Don't show and tell.
Have your child close his eyes. Take something out of your purse, and put it in his hand. See if he can guess what it is.
"Draw" on your child's back.
Trace a face with your finger, and see if she can tell which feature you're drawing. Try letters, numbers, or even words. Let her draw something on your back
Snag some supplies.
If you don't have something to draw on at a restaurant, ask the waitress to bring over some paper place mats or extra napkins.
Tell a story together.
"Happily and unhappily" is a wonderful game that my sister-in-law from England taught us. You might say, "Happily, Peter received a card with five dollars in it from Grandma." "Unhappily, the wind blew it down the street," your child says. "Happily, it stopped right in front of his house." "Unhappily, the dog grabbed it and ran off. . ." and so on.
Pose a question.
Have your children respond with words starting with their initials: For example, "What do you like to do, Emily Johnson?" "Eat jelly!"
Here's a variation on the standard game that you can play with a younger child: Tell him a three-letter word; then make three dashes and have him try to guess what the letters are.
Try "I spy."
Say, "I spy something yellow" or "I spy something that begins with the letter S." Whoever guesses correctly picks the next thing to find.
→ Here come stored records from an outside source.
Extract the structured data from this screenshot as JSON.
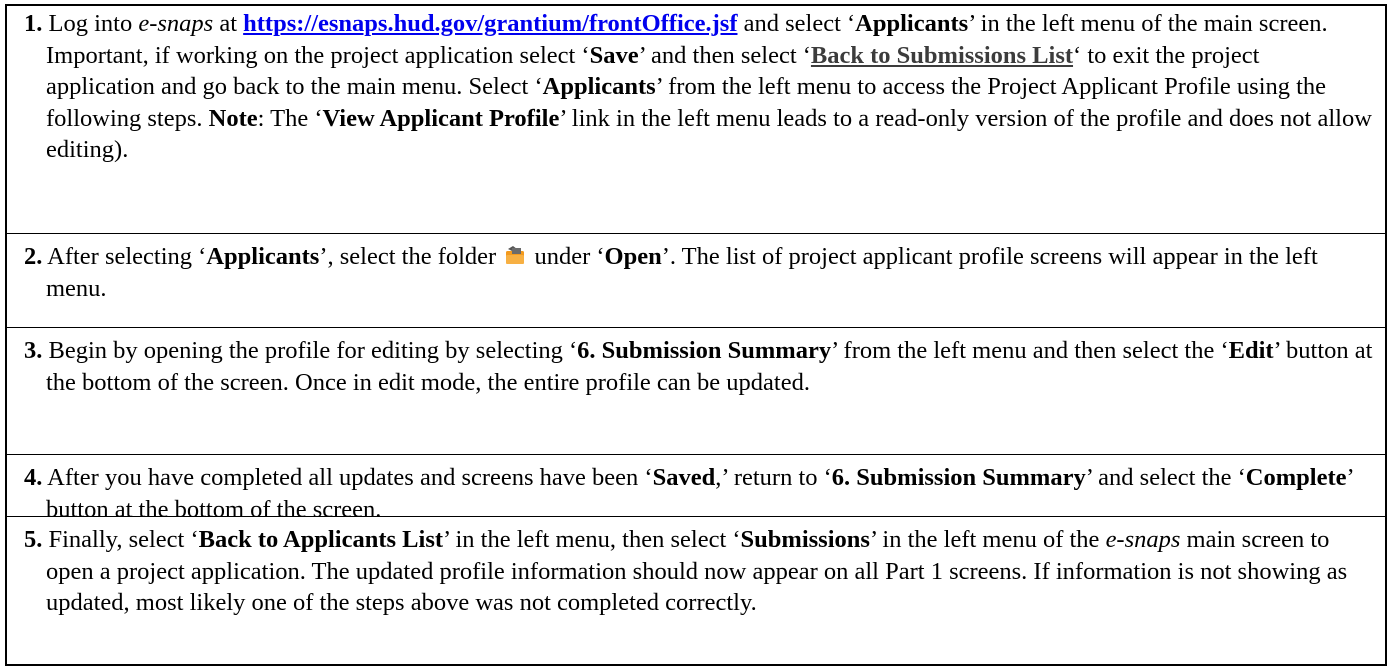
{
  "steps": [
    {
      "number": "1.",
      "t1": "Log into ",
      "app_name": "e-snaps",
      "t2": " at ",
      "url": "https://esnaps.hud.gov/grantium/frontOffice.jsf",
      "t3": " and select ‘",
      "b1": "Applicants",
      "t4": "’ in the left menu of the main screen. Important, if working on the project application select ‘",
      "b2": "Save",
      "t5": "’ and then select ‘",
      "button_text": "Back to Submissions List",
      "t6": "‘ to exit the project application and go back to the main menu. Select ‘",
      "b3": "Applicants",
      "t7": "’ from the left menu to access the Project Applicant Profile using the following steps.  ",
      "note_label": "Note",
      "t8": ": The ‘",
      "b4": "View Applicant Profile",
      "t9": "’ link in the left menu leads to a read-only version of the profile and does not allow editing)."
    },
    {
      "number": "2.",
      "t1": " After selecting ‘",
      "b1": "Applicants",
      "t2": "’, select the folder ",
      "icon": "folder-open-icon",
      "t3": " under ‘",
      "b2": "Open",
      "t4": "’. The list of project applicant profile screens will appear in the left menu."
    },
    {
      "number": "3.",
      "t1": " Begin by opening the profile for editing by selecting ‘",
      "b1": "6. Submission Summary",
      "t2": "’ from the left menu and then select the ‘",
      "b2": "Edit",
      "t3": "’ button at the bottom of the screen. Once in edit mode, the entire profile can be updated."
    },
    {
      "number": "4.",
      "t1": " After you have completed all updates and screens have been ‘",
      "b1": "Saved",
      "t2": ",’ return to ‘",
      "b2": "6. Submission Summary",
      "t3": "’ and select the ‘",
      "b3": "Complete",
      "t4": "’ button at the bottom of the screen."
    },
    {
      "number": "5.",
      "t1": " Finally, select ‘",
      "b1": "Back to Applicants List",
      "t2": "’ in the left menu, then select ‘",
      "b2": "Submissions",
      "t3": "’ in the left menu of the ",
      "app_name": "e-snaps",
      "t4": " main screen to open a project application. The updated profile information should now appear on all Part 1 screens. If information is not showing as updated, most likely one of the steps above was not completed correctly."
    }
  ],
  "colors": {
    "link": "#0000ee",
    "button_text": "#3c3c3c",
    "icon_orange": "#f39a1e",
    "border": "#000000"
  }
}
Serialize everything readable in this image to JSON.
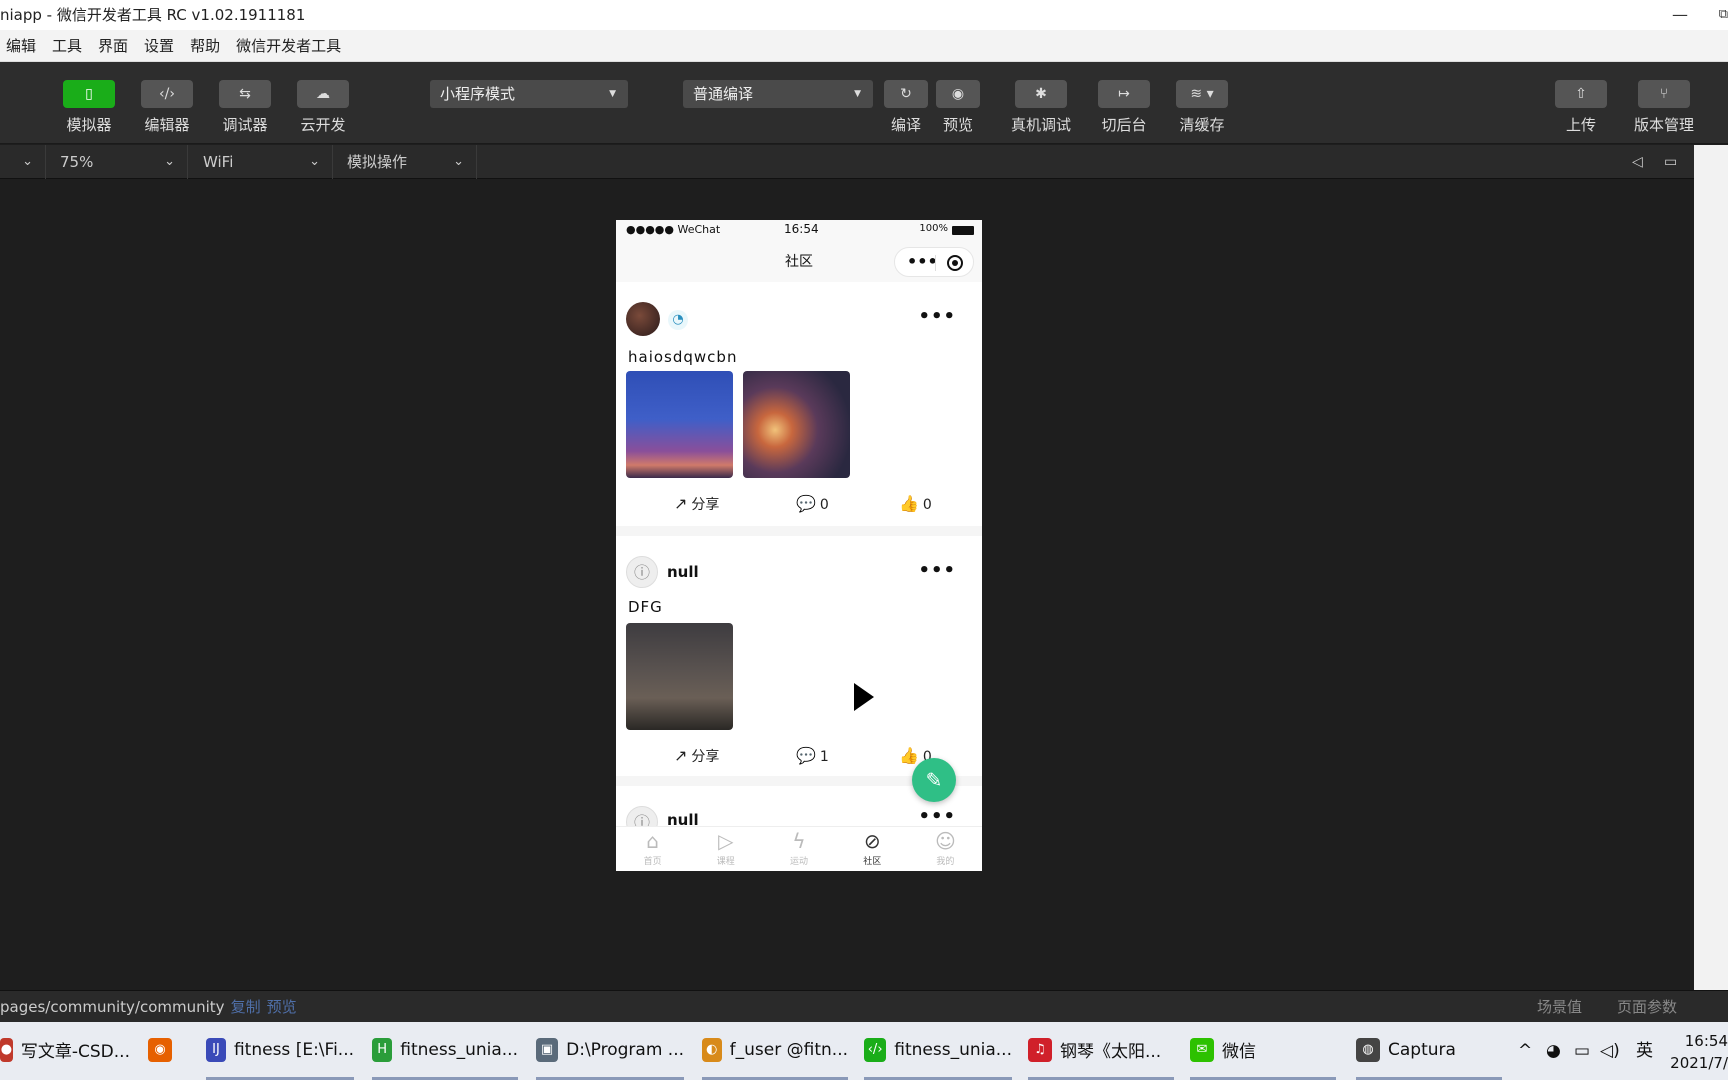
{
  "window": {
    "title": "niapp - 微信开发者工具 RC v1.02.1911181",
    "min": "—",
    "max": "⧉"
  },
  "menu": [
    "编辑",
    "工具",
    "界面",
    "设置",
    "帮助",
    "微信开发者工具"
  ],
  "toolbar": {
    "simulator": "模拟器",
    "editor": "编辑器",
    "debugger": "调试器",
    "cloud": "云开发",
    "mode_select": "小程序模式",
    "compile_select": "普通编译",
    "compile": "编译",
    "preview": "预览",
    "remote_debug": "真机调试",
    "background": "切后台",
    "clear_cache": "清缓存",
    "upload": "上传",
    "version": "版本管理"
  },
  "subbar": {
    "zoom": "75%",
    "network": "WiFi",
    "sim_ops": "模拟操作"
  },
  "phone": {
    "status": {
      "carrier": "●●●●● WeChat",
      "time": "16:54",
      "battery": "100%"
    },
    "nav_title": "社区",
    "posts": [
      {
        "username": "",
        "text": "haiosdqwcbn",
        "share": "分享",
        "comments": "0",
        "likes": "0"
      },
      {
        "username": "null",
        "text": "DFG",
        "share": "分享",
        "comments": "1",
        "likes": "0"
      },
      {
        "username": "null"
      }
    ],
    "tabs": [
      {
        "label": "首页",
        "icon": "home-icon"
      },
      {
        "label": "课程",
        "icon": "play-icon"
      },
      {
        "label": "运动",
        "icon": "lightning-icon"
      },
      {
        "label": "社区",
        "icon": "planet-icon"
      },
      {
        "label": "我的",
        "icon": "smile-icon"
      }
    ]
  },
  "bottom": {
    "path": "pages/community/community",
    "copy": "复制",
    "preview": "预览",
    "scene": "场景值",
    "params": "页面参数"
  },
  "taskbar": {
    "items": [
      {
        "label": "写文章-CSD...",
        "color": "#c0392b"
      },
      {
        "label": "",
        "color": "#e66000"
      },
      {
        "label": "fitness [E:\\Fi...",
        "color": "#3a4ab8"
      },
      {
        "label": "fitness_unia...",
        "color": "#2a9d3a"
      },
      {
        "label": "D:\\Program ...",
        "color": "#5a6a7a"
      },
      {
        "label": "f_user @fitn...",
        "color": "#d88a1a"
      },
      {
        "label": "fitness_unia...",
        "color": "#1aad19"
      },
      {
        "label": "钢琴《太阳...",
        "color": "#d0202a"
      },
      {
        "label": "微信",
        "color": "#2dc100"
      },
      {
        "label": "Captura",
        "color": "#444"
      }
    ],
    "ime": "英",
    "time": "16:54",
    "date": "2021/7/"
  }
}
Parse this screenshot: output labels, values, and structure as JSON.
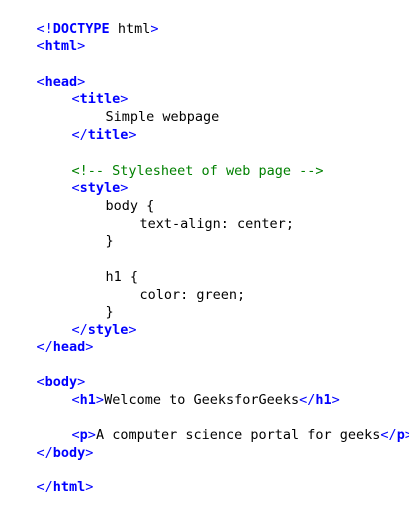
{
  "lines": {
    "doctype_open": "<!",
    "doctype_kw": "DOCTYPE",
    "doctype_rest": " html",
    "close": ">",
    "lt": "<",
    "ltslash": "</",
    "html": "html",
    "head": "head",
    "title": "title",
    "title_text": "Simple webpage",
    "comment": "<!-- Stylesheet of web page -->",
    "style": "style",
    "body_sel": "body {",
    "text_align": "text-align: center;",
    "brace_close": "}",
    "h1_sel": "h1 {",
    "color_decl": "color: green;",
    "body": "body",
    "h1": "h1",
    "h1_text": "Welcome to GeeksforGeeks",
    "p": "p",
    "p_text": "A computer science portal for geeks"
  }
}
A variation that's easier for young children is to say, "Follow my eyes to something blue" and have them guess what you're looking at.
Play with food.
Bring Cheerios for your baby or toddler to a restaurant, and make a face out of them for her to gobble up.
Take out a dollar bill, and have your child guess how many times the word one appears on each side. How about the number 1? Try coins and other bills. Then let your child quiz you.
Imagine your dream bedroom. My son's contained a swimming pool, and mine had a fireplace.
Watch the second hand.
Can your child guess when a minute is up? How about 45 seconds?
For example, the next person to come in the door (or get in line) will be a woman with short brown hair.
Can your child figure out what you're saying just by watching your lips move? Start out with some easy words like hi and wow, and then work your way up to longer phrases.
Pick up a pen.
Show your child how his name looks in cursive, in huge block letters, or in shaky writing.
Have your child look at you and then tell him to close his eyes. What color is your shirt? Are you wearing earrings? Is your hair in a ponytail?
Make up stories about strangers.
Look out the window or around the restaurant, and tell tales about the people you see ("See that man who's crossing the street? What do you think he's up to?"). This is a good way to encourage kids not only to observe details but also to be discreet.
Create a dual drawing.
Let your child make a squiggle or a line, then add something to it and pass it back to him.
Hide a coin in your hand.
Ask your child to guess which hand it's in. If she guesses correctly, she gets to hide it the next time.
Have some finger fun.
Make two puppets by drawing a face on the tips of each of your child's index fingers.
Play tabletop concentration.
Take six things out of your handbag, and lay them on the table. Have your child close her eyes while you remove one. Can she guess which item is missing?
Name that tune.
Tap out the rhythm of a song, and see if your child can guess it. If he needs a clue, tell him the first word.
Make a goofy face.
See if your toddler can imitate you.
Ask your kids questions that will get their imagination in gear.
- What do you want to do for your next birthday party?
- Where would you rather be right now?
- What would you change your name to if you could?
- What do you think the world would be like if there were no such thing as money?
- What would happen if dogs were in charge and people were their pets?
Stock your handbag with:
- Modeling clay in a sandwich bag
- Crayons and a small pad
- A mini tape measure
- Wikki Sticks (inexpensive, bendable, waxy sticks for creating sculptures or letters)
- A short piece of rope with a big knot to pick loose
- Windup toys
- Post-it notes
- A small flashlight
- An unbreakable mirror